- _Exercise objective_
Where the word "icon" shows up in a line below, that line is counted. State how many lines are counted, without any other words.

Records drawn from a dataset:
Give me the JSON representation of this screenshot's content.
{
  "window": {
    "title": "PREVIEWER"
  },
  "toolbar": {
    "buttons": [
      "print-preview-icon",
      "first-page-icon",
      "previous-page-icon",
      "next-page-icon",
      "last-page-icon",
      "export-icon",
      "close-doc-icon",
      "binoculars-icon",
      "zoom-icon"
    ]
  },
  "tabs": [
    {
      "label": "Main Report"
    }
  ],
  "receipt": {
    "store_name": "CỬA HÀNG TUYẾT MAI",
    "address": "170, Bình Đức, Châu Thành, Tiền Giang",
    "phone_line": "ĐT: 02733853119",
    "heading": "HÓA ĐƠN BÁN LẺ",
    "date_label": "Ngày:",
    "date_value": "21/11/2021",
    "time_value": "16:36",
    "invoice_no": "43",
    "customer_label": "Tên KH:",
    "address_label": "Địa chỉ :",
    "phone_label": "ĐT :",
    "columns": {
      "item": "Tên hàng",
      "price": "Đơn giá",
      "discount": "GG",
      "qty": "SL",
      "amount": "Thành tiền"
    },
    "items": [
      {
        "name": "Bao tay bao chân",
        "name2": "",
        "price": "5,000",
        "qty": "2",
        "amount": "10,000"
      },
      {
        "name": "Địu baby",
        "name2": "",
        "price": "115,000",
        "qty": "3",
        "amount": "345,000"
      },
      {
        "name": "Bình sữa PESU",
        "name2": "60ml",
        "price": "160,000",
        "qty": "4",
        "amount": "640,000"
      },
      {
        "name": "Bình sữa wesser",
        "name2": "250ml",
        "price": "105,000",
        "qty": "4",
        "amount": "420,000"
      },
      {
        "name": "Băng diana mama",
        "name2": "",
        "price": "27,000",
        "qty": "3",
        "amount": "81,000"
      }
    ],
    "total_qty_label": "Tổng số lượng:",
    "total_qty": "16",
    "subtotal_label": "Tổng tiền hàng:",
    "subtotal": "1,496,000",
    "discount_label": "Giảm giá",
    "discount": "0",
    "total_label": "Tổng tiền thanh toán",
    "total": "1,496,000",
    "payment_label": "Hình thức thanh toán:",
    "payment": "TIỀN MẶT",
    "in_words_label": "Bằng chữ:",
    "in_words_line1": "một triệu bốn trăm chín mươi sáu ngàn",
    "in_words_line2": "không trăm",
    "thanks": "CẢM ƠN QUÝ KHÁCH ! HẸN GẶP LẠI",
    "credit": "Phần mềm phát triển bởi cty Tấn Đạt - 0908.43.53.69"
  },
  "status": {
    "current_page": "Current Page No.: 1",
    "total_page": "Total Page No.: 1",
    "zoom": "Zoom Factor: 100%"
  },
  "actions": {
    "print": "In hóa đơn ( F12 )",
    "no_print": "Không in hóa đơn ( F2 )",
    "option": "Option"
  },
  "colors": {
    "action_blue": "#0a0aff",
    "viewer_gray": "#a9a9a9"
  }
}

- _Exercise result_
9